Today, at its annual Minds + Machine conference in San Francisco, GE announced that the Predix platform had grown into a big business with $5 billion in revenues and $6 billion in orders expected this year.
The company also made a slew of other announcements including Predix.io, their Platform as a Service offering, which enables companies to build their own custom applications on top of Predix. The program has about 4000 developers today, and GE is hoping for 20,000 by next year — although the vast majority of these will be from GE and its ISV partners for now.
This is very much like the Salesforce 1 approach to development where Salesforce has provided a platform and companies have built custom solutions and entire businesses on top of it. GE is likely looking at a much more modest uptake with its platform, but it is a similar idea.
Today’s announcement comes on the heels of the company’s August news that it would be offering Infrastructure services to developers on Predix as well. That was a bold move in a crowded market, but GE is trying to offer a soup-to-nuts menu of industrial cloud services. This is similar in some ways to IBM’s cloud strategy with SoftLayer for infrastructure, Bluemix for developers and a portfolio of SaaS products as well.
To fill in that last piece, GE is also offering some industrial software packages on top of Predix to prime the development pump. These include Brilliant Factory and Digital Power Plant, two products designed to help squeeze more efficiencies out these verticals Both products were announced today at Minds + Machines.
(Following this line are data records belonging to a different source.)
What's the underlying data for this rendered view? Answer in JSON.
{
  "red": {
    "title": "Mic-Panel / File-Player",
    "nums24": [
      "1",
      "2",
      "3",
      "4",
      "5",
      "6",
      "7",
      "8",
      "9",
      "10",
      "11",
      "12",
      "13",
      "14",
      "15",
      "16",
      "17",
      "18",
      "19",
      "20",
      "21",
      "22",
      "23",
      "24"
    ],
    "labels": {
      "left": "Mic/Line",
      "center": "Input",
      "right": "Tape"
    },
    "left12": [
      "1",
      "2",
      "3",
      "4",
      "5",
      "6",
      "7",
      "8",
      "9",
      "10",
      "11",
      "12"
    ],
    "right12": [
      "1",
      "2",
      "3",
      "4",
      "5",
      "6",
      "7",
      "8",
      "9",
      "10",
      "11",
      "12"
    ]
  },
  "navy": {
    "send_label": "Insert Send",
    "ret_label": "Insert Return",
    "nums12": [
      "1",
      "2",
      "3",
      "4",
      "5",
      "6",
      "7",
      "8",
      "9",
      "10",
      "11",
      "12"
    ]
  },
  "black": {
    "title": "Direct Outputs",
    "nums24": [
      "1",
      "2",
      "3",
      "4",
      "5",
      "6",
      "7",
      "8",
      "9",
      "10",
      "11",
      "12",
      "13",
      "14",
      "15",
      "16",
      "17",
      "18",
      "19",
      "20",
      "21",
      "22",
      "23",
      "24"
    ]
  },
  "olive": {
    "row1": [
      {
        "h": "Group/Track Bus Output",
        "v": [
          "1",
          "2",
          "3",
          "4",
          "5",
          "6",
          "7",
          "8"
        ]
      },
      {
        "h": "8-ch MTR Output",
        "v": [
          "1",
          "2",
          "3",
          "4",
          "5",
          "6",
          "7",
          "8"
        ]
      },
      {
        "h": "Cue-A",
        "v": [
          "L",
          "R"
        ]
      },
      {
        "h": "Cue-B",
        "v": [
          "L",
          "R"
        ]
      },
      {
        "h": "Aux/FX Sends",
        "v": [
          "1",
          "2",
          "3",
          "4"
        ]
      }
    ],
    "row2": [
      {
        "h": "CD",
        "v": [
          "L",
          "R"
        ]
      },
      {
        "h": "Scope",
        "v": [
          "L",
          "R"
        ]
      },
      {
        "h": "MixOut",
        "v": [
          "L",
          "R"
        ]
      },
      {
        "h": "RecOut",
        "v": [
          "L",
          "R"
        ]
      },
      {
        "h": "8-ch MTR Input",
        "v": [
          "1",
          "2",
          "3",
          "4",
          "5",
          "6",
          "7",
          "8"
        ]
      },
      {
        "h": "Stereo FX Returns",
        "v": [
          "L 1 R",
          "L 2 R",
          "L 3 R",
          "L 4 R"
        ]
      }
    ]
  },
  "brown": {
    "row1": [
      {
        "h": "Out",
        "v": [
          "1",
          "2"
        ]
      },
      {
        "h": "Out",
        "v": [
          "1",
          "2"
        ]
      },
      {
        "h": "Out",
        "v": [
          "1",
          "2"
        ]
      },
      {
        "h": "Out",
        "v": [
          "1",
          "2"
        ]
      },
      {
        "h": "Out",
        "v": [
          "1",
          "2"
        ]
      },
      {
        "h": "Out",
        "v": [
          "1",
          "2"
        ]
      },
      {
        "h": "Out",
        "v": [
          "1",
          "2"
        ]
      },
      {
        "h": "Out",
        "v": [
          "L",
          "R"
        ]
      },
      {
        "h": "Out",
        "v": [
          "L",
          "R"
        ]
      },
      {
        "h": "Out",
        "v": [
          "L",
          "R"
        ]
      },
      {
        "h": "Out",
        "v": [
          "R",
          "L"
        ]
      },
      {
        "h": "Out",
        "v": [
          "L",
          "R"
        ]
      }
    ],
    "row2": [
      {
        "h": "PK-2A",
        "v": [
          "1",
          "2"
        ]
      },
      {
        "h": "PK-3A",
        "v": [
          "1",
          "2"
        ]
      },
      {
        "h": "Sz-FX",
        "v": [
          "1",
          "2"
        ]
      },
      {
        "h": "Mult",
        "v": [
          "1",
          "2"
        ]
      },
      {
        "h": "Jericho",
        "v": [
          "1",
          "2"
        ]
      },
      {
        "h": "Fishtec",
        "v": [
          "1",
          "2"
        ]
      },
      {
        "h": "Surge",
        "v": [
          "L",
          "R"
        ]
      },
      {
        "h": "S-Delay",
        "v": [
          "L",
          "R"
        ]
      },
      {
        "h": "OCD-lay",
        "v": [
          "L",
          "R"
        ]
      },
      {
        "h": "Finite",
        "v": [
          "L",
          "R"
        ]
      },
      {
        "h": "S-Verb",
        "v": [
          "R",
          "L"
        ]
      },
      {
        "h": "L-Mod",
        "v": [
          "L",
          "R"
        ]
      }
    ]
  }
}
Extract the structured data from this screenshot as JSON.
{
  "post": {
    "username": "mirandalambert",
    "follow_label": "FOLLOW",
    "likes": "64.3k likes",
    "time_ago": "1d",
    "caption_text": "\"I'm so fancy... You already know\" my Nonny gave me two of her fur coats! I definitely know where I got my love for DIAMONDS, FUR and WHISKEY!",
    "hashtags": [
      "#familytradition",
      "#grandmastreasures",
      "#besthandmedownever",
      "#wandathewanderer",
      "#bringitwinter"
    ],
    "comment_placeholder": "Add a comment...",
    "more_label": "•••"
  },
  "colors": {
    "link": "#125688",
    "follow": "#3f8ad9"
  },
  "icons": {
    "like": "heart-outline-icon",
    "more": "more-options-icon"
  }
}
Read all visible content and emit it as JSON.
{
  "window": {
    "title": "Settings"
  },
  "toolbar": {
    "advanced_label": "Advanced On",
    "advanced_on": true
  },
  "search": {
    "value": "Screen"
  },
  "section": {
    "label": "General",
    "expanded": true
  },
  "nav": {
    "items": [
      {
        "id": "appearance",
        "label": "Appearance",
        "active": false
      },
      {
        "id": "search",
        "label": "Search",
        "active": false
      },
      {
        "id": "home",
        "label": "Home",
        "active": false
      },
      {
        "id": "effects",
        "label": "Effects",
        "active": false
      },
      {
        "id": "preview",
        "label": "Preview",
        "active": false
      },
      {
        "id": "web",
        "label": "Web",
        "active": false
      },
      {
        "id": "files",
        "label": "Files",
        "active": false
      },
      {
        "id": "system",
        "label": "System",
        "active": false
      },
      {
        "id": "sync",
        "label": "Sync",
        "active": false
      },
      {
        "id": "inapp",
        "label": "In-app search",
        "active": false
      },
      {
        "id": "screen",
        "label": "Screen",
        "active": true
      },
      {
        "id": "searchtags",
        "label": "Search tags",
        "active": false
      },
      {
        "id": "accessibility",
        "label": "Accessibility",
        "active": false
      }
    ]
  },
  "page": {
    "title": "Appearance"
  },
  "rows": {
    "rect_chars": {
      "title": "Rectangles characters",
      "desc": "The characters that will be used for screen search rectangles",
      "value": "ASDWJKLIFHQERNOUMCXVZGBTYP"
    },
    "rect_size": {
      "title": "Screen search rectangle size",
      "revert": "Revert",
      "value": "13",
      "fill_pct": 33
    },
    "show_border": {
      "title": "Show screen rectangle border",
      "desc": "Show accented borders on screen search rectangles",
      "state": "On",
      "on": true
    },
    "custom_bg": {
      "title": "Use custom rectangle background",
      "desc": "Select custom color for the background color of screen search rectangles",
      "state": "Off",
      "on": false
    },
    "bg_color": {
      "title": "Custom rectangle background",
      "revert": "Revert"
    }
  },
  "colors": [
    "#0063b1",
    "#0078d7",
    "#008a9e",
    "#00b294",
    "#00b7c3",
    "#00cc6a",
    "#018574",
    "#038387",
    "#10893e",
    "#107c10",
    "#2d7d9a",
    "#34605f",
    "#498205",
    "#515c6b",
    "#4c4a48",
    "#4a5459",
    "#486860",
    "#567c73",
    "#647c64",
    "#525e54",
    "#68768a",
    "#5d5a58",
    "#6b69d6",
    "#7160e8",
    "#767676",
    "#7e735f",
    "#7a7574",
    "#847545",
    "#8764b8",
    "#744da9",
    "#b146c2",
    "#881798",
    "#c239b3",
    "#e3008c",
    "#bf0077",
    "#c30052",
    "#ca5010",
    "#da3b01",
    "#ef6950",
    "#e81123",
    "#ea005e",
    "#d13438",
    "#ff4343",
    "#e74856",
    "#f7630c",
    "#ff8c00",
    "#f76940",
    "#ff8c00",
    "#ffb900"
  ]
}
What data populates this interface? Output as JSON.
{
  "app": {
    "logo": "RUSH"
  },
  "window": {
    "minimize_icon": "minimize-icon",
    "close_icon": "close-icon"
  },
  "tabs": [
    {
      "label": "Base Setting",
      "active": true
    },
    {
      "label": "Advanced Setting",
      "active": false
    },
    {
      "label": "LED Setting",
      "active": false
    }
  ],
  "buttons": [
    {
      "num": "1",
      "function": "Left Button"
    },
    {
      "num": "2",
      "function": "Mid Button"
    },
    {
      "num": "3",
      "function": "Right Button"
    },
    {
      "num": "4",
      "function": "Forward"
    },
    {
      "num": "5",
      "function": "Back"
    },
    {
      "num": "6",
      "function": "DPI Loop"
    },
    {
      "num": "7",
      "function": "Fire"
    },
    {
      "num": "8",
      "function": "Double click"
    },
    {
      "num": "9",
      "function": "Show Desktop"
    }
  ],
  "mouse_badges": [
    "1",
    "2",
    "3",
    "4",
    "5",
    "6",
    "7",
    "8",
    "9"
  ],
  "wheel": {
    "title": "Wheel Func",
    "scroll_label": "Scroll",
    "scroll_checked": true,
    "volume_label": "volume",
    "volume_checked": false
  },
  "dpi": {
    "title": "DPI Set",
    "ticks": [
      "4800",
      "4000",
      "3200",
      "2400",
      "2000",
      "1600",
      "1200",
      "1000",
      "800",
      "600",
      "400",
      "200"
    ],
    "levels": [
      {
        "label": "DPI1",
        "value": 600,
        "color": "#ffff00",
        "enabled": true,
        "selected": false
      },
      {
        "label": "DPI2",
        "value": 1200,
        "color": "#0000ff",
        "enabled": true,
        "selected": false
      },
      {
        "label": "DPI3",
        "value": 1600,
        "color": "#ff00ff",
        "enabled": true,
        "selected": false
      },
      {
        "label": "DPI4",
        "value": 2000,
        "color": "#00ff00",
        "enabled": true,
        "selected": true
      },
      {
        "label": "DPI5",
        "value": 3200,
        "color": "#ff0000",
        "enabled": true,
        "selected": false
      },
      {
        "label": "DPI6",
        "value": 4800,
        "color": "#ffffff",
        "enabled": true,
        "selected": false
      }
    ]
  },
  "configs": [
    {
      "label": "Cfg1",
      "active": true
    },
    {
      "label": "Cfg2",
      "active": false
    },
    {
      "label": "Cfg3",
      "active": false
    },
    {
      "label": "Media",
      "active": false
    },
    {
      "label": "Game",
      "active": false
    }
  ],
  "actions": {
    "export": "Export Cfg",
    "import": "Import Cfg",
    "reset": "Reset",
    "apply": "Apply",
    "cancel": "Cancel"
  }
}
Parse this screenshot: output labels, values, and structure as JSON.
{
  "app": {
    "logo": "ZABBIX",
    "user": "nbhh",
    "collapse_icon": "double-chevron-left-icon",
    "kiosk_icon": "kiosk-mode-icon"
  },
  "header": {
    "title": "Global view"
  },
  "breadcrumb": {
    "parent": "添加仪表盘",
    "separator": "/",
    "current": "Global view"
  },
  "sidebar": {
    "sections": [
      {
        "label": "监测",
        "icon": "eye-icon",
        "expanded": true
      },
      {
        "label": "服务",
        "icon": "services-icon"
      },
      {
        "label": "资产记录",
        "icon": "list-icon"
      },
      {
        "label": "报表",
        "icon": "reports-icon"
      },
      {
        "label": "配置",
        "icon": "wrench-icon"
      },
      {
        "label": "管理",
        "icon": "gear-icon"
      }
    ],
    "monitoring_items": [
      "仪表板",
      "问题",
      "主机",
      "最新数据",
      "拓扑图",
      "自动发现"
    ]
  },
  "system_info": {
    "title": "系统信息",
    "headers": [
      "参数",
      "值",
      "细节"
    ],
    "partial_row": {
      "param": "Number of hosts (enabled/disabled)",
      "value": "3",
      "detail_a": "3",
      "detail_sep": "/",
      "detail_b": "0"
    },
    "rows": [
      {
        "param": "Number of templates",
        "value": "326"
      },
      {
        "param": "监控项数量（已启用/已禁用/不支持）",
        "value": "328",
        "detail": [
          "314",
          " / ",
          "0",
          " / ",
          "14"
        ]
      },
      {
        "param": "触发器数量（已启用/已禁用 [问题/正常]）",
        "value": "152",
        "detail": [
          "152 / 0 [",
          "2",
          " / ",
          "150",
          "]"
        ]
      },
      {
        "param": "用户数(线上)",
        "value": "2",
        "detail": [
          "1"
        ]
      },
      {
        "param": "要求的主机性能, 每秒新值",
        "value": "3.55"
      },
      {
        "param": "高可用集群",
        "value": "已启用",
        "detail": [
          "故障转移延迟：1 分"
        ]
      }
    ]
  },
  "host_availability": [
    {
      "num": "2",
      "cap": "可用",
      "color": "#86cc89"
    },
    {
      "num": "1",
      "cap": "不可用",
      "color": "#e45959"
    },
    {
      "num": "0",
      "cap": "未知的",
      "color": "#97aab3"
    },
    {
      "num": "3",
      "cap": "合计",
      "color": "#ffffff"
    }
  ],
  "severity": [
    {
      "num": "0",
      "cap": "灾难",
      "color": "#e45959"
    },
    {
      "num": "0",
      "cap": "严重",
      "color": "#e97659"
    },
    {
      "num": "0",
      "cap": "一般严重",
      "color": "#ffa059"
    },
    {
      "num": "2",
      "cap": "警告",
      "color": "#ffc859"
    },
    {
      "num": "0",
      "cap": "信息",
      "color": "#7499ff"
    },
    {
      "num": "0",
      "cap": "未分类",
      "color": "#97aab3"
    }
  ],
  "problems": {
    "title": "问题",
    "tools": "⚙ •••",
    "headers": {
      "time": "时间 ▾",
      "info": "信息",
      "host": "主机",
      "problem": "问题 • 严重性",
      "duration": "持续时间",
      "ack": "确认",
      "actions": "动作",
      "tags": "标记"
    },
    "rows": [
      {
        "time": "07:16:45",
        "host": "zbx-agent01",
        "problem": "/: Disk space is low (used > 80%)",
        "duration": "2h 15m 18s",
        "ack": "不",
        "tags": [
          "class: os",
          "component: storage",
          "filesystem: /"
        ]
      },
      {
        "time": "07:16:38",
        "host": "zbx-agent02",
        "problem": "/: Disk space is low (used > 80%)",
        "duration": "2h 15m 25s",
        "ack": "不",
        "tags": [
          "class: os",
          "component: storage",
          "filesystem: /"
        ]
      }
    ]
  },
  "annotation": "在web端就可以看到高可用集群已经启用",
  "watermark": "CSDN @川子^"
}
These two tools are part of new generation of software that is using big data to make industrial workflows more efficient. In the case of the power plant software, it reads information from sensors and other sources and based on that data provides ways to generate more electricity from the same equipment.
“We are connecting real-time controls and sub-systems and creating models for optimizing [the system]. We use sensor data, then work against models and adjust controls in real time based on that,” Bill Ruh, vice president and global technology director at General Electric told TechCrunch.
He claims that using this suite of tools, the company has been able to squeeze out 20 percent more electricity from wind turbine farms running the software.
Brilliant Factories does something similar for factories, looking at the body of data, comparing it against a model and getting the maximum amount of usage out of machines. GE developed these tools for its own factories and is now making it available for customers, Ruh said.
The software helps factory managers by sending warnings when data shows an imminent part or machine failure, so they can plan accordingly. It also helps optimize the job scheduling based on factors such as how much pressure the equipment can take.
In fact, Ruh says companies running this software can expect $230 million in savings per plant over 20 years, which if true is obviously significant.
Finally, GE is announcing more capability around Wurldtech , the security company it bought last year. The company is protecting more than 4000 wind turbines, gas pipelines and similar industrial equipment from cyber attack. These kinds of equipment require a different kind of protection from the datacenter, Ruh said.
This bushel of announcements is meant to showcase Predix’s capabilities. GE is hoping that as it builds out the platform, it can begin to rely on it as a growing source of business. It sees big growth ahead, predicting business will triple to $15 billion in revenue by 2020.